• Exercise aim:
Copy out the listing exactly.
------
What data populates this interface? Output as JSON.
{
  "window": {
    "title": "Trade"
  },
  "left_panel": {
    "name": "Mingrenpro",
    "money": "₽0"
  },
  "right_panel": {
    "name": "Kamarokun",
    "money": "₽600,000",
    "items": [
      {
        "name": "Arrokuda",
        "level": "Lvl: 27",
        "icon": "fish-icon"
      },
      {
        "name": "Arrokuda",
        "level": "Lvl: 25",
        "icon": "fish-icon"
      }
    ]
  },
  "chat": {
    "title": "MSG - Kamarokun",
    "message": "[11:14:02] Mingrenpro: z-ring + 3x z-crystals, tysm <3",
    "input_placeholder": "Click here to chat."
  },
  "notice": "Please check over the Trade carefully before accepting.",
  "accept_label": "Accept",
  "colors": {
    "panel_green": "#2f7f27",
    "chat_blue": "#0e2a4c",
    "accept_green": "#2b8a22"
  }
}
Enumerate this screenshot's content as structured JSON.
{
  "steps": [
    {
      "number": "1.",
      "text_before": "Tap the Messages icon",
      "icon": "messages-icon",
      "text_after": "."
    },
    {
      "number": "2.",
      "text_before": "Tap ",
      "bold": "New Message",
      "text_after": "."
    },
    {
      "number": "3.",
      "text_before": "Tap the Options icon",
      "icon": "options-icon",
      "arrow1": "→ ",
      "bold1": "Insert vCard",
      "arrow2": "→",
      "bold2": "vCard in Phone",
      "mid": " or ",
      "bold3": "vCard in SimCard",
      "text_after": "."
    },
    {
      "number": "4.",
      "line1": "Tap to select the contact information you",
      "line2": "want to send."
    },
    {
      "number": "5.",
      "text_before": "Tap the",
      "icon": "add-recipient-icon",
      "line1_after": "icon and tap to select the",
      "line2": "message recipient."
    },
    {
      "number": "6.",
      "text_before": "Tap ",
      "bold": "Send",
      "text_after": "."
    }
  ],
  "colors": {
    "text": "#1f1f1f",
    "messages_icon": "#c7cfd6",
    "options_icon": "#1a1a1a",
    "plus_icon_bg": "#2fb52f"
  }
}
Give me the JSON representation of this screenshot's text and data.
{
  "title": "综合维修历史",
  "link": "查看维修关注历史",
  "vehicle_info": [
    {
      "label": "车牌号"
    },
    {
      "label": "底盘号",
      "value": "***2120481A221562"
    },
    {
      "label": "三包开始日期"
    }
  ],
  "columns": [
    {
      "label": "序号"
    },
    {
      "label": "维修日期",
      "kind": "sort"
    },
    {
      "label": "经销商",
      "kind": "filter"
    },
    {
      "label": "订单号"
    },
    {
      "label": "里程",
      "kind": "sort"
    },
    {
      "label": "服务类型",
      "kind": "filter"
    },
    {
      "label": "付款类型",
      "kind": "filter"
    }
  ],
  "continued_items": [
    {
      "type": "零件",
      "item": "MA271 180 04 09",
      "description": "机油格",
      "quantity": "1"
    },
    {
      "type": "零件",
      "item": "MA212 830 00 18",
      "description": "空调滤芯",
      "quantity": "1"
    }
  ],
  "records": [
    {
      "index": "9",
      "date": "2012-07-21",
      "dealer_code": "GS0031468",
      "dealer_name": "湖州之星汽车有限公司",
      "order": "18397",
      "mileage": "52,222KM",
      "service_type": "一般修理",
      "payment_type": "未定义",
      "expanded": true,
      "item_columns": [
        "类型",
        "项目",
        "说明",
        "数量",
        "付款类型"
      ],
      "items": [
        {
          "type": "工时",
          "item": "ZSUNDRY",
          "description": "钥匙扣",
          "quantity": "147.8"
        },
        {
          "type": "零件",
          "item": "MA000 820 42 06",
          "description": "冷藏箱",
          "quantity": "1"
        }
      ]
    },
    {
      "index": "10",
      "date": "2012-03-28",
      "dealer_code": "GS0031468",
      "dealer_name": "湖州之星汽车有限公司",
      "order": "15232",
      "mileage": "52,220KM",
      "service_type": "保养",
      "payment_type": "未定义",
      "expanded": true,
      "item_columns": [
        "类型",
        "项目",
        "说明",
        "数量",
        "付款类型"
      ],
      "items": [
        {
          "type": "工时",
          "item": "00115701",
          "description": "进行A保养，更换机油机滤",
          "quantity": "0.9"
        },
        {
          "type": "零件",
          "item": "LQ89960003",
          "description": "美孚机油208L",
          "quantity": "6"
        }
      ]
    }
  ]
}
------
• Your solution:
What data populates this interface? Output as JSON.
{
  "window": {
    "title": "Trade"
  },
  "left_panel": {
    "name": "Mingrenpro",
    "money": "₽0"
  },
  "right_panel": {
    "name": "Kamarokun",
    "money": "₽600,000",
    "items": [
      {
        "name": "Arrokuda",
        "level": "Lvl: 27",
        "icon": "fish-icon"
      },
      {
        "name": "Arrokuda",
        "level": "Lvl: 25",
        "icon": "fish-icon"
      }
    ]
  },
  "chat": {
    "title": "MSG - Kamarokun",
    "message": "[11:14:02] Mingrenpro: z-ring + 3x z-crystals, tysm <3",
    "input_placeholder": "Click here to chat."
  },
  "notice": "Please check over the Trade carefully before accepting.",
  "accept_label": "Accept",
  "colors": {
    "panel_green": "#2f7f27",
    "chat_blue": "#0e2a4c",
    "accept_green": "#2b8a22"
  }
}
Enumerate this screenshot's content as structured JSON.
{
  "steps": [
    {
      "number": "1.",
      "text_before": "Tap the Messages icon",
      "icon": "messages-icon",
      "text_after": "."
    },
    {
      "number": "2.",
      "text_before": "Tap ",
      "bold": "New Message",
      "text_after": "."
    },
    {
      "number": "3.",
      "text_before": "Tap the Options icon",
      "icon": "options-icon",
      "arrow1": "→ ",
      "bold1": "Insert vCard",
      "arrow2": "→",
      "bold2": "vCard in Phone",
      "mid": " or ",
      "bold3": "vCard in SimCard",
      "text_after": "."
    },
    {
      "number": "4.",
      "line1": "Tap to select the contact information you",
      "line2": "want to send."
    },
    {
      "number": "5.",
      "text_before": "Tap the",
      "icon": "add-recipient-icon",
      "line1_after": "icon and tap to select the",
      "line2": "message recipient."
    },
    {
      "number": "6.",
      "text_before": "Tap ",
      "bold": "Send",
      "text_after": "."
    }
  ],
  "colors": {
    "text": "#1f1f1f",
    "messages_icon": "#c7cfd6",
    "options_icon": "#1a1a1a",
    "plus_icon_bg": "#2fb52f"
  }
}
Give me the JSON representation of this screenshot's text and data.
{
  "title": "综合维修历史",
  "link": "查看维修关注历史",
  "vehicle_info": [
    {
      "label": "车牌号"
    },
    {
      "label": "底盘号",
      "value": "***2120481A221562"
    },
    {
      "label": "三包开始日期"
    }
  ],
  "columns": [
    {
      "label": "序号"
    },
    {
      "label": "维修日期",
      "kind": "sort"
    },
    {
      "label": "经销商",
      "kind": "filter"
    },
    {
      "label": "订单号"
    },
    {
      "label": "里程",
      "kind": "sort"
    },
    {
      "label": "服务类型",
      "kind": "filter"
    },
    {
      "label": "付款类型",
      "kind": "filter"
    }
  ],
  "continued_items": [
    {
      "type": "零件",
      "item": "MA271 180 04 09",
      "description": "机油格",
      "quantity": "1"
    },
    {
      "type": "零件",
      "item": "MA212 830 00 18",
      "description": "空调滤芯",
      "quantity": "1"
    }
  ],
  "records": [
    {
      "index": "9",
      "date": "2012-07-21",
      "dealer_code": "GS0031468",
      "dealer_name": "湖州之星汽车有限公司",
      "order": "18397",
      "mileage": "52,222KM",
      "service_type": "一般修理",
      "payment_type": "未定义",
      "expanded": true,
      "item_columns": [
        "类型",
        "项目",
        "说明",
        "数量",
        "付款类型"
      ],
      "items": [
        {
          "type": "工时",
          "item": "ZSUNDRY",
          "description": "钥匙扣",
          "quantity": "147.8"
        },
        {
          "type": "零件",
          "item": "MA000 820 42 06",
          "description": "冷藏箱",
          "quantity": "1"
        }
      ]
    },
    {
      "index": "10",
      "date": "2012-03-28",
      "dealer_code": "GS0031468",
      "dealer_name": "湖州之星汽车有限公司",
      "order": "15232",
      "mileage": "52,220KM",
      "service_type": "保养",
      "payment_type": "未定义",
      "expanded": true,
      "item_columns": [
        "类型",
        "项目",
        "说明",
        "数量",
        "付款类型"
      ],
      "items": [
        {
          "type": "工时",
          "item": "00115701",
          "description": "进行A保养，更换机油机滤",
          "quantity": "0.9"
        },
        {
          "type": "零件",
          "item": "LQ89960003",
          "description": "美孚机油208L",
          "quantity": "6"
        }
      ]
    }
  ]
}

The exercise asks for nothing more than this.